I've been experimenting with a few crafts for Christmas decorations that we can add as step by step projects to our Christmas website. We've created Christmas Matters to celebrate all the joy, fun & creativity of Christmas. There's tons of Christmas-related stuff to be found there - recipes, craft ideas, film reviews, book reviews, music reviews, stories & lots of information about the traditions & customs which make it such a fun time.
These paper hearts are definitely going to be included because they look so pretty & are great fun (although a bit fiddly until you get the hang of it) to make. Some people believe they were invented by Hans Christian Andersen - you can see some examples of paper Christmas decorations at the Hans Christian Andersen museum in Odense. The sweet thing about them is that they fold out to make a little basket, so that you can put homemade biscuits or yummy chocolates inside.
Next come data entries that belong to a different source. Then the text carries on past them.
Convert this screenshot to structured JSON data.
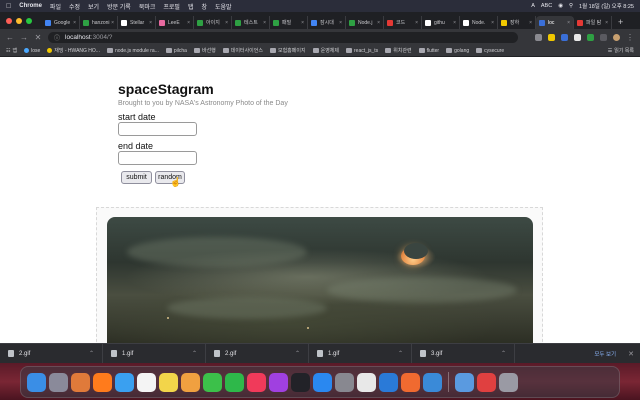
{
  "menubar": {
    "app": "Chrome",
    "items": [
      "파일",
      "수정",
      "보기",
      "방문 기록",
      "북마크",
      "프로필",
      "탭",
      "창",
      "도움말"
    ],
    "status": [
      "A",
      "ABC",
      "1월 18일 (일) 오후 8:25"
    ]
  },
  "tabs": [
    {
      "label": "Google",
      "color": "#4285f4"
    },
    {
      "label": "hanzoni",
      "color": "#2ea043"
    },
    {
      "label": "Stellar",
      "color": "#ffffff"
    },
    {
      "label": "LeeE",
      "color": "#e86aa0"
    },
    {
      "label": "아이지",
      "color": "#2ea043"
    },
    {
      "label": "테스트",
      "color": "#2ea043"
    },
    {
      "label": "패밀",
      "color": "#2ea043"
    },
    {
      "label": "잠시대",
      "color": "#4285f4"
    },
    {
      "label": "Node.j",
      "color": "#2ea043"
    },
    {
      "label": "코드",
      "color": "#e53935"
    },
    {
      "label": "githu",
      "color": "#ffffff"
    },
    {
      "label": "Node.",
      "color": "#ffffff"
    },
    {
      "label": "장하",
      "color": "#f0c800"
    },
    {
      "label": "loc",
      "color": "#3a6fd8",
      "active": true
    },
    {
      "label": "파일 탐",
      "color": "#e53935"
    }
  ],
  "toolbar": {
    "url_host": "localhost",
    "url_port": ":3004/?"
  },
  "bookmarks": {
    "items": [
      {
        "label": "앱",
        "kind": "grid"
      },
      {
        "label": "lose",
        "kind": "dot",
        "color": "#4aa8ff"
      },
      {
        "label": "재밍 - HWANG HO...",
        "kind": "dot",
        "color": "#f0c800"
      },
      {
        "label": "node.js module ra...",
        "kind": "folder"
      },
      {
        "label": "pilcha",
        "kind": "folder"
      },
      {
        "label": "바선행",
        "kind": "folder"
      },
      {
        "label": "데이터사이언스",
        "kind": "folder"
      },
      {
        "label": "모험홈페이지",
        "kind": "folder"
      },
      {
        "label": "운영체제",
        "kind": "folder"
      },
      {
        "label": "react_js_ts",
        "kind": "folder"
      },
      {
        "label": "위치관련",
        "kind": "folder"
      },
      {
        "label": "flutter",
        "kind": "folder"
      },
      {
        "label": "golang",
        "kind": "folder"
      },
      {
        "label": "cysecure",
        "kind": "folder"
      }
    ],
    "reading_list": "읽기 목록"
  },
  "page": {
    "title": "spaceStagram",
    "subtitle": "Brought to you by NASA's Astronomy Photo of the Day",
    "start_label": "start date",
    "end_label": "end date",
    "submit_label": "submit",
    "random_label": "random"
  },
  "downloads": {
    "items": [
      "2.gif",
      "1.gif",
      "2.gif",
      "1.gif",
      "3.gif"
    ],
    "show_all": "모두 보기"
  },
  "dock": {
    "icons": [
      {
        "name": "finder",
        "color": "#3a8ee6"
      },
      {
        "name": "launchpad",
        "color": "#8a8a9a"
      },
      {
        "name": "launchpad-grid",
        "color": "#e07a3a"
      },
      {
        "name": "firefox",
        "color": "#ff7b1c"
      },
      {
        "name": "mail",
        "color": "#3aa0f0"
      },
      {
        "name": "calendar",
        "color": "#f4f4f4"
      },
      {
        "name": "notes",
        "color": "#f2d54a"
      },
      {
        "name": "photos",
        "color": "#f0a040"
      },
      {
        "name": "messages",
        "color": "#3cc04a"
      },
      {
        "name": "facetime",
        "color": "#2eb84a"
      },
      {
        "name": "music",
        "color": "#f03a5a"
      },
      {
        "name": "podcasts",
        "color": "#a040e0"
      },
      {
        "name": "apple-tv",
        "color": "#222228"
      },
      {
        "name": "app-store",
        "color": "#2a88f0"
      },
      {
        "name": "system-preferences",
        "color": "#888890"
      },
      {
        "name": "chrome",
        "color": "#e8e8e8"
      },
      {
        "name": "vscode",
        "color": "#2a7ad8"
      },
      {
        "name": "postman",
        "color": "#f06a30"
      },
      {
        "name": "quicktime",
        "color": "#3a8ad8"
      },
      {
        "name": "preview",
        "color": "#5a9ae0"
      },
      {
        "name": "screenshot",
        "color": "#e04040"
      },
      {
        "name": "trash",
        "color": "#9a9aa4"
      }
    ]
  }
}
It's traditional to make them with paper which is glossy on 1 side - I expect that is because that makes the weaving a lot easier, but there is nothing to stop you experimenting with different papers & even fabric. I bet they would look fantastic with origami papers, gorgeous handmade papers & even fabric - for instance they look great made with felt.
Download this pdf template, print it & cut it out.
Fold a piece of paper (making sure that the template will fit) and place the short, straight edge of the template up against the fold. Draw round the template and then cut round on the line. Repeat with another piece of paper.
Mark & cut lines on your 2 pieces of paper as indicated on the template to create 3 strips on each piece. You will end up with 2 pieces that loook similar to those pictured here. We have marked letters and numbers on the strip to aid the following explanation - you don't have to do this!
Now you are ready to start weaving. You need to have a bit of patience but persevere and it will all come right in the end! Bring the 2 folded pieces of paper togther, corner to corner & slide strip 3 between the folded pieces of strip C. Don't push it all the way into position - leave yourself room to push strip B between the folds of strip 3 (see picture which will hopefully make this a bit clearer - huge thanks to Sandy for the pictures!).
Continue with your interweaving of the strips. You will have to do a bit of bending and shuffling but it will all work out, I promise! See the picture below for the final stages of weaving.
You should end up with something like this:
Create a hanging ribbon for your heart. I made 2 holes at the middle of the top on either side of the heart & the threaded through a piece of raffia and knotted the ends - this means you can easily access the heart basket to put goodies inside (and get them out again!).
Once you have made a few of these (and practice definitely makes perfect with this one) then you might want to try some more complicated designs. There are some fantastic ones on this wonderful website with a section all about Danish woven hearts..
I hope you have fun making some of these lovely decorations.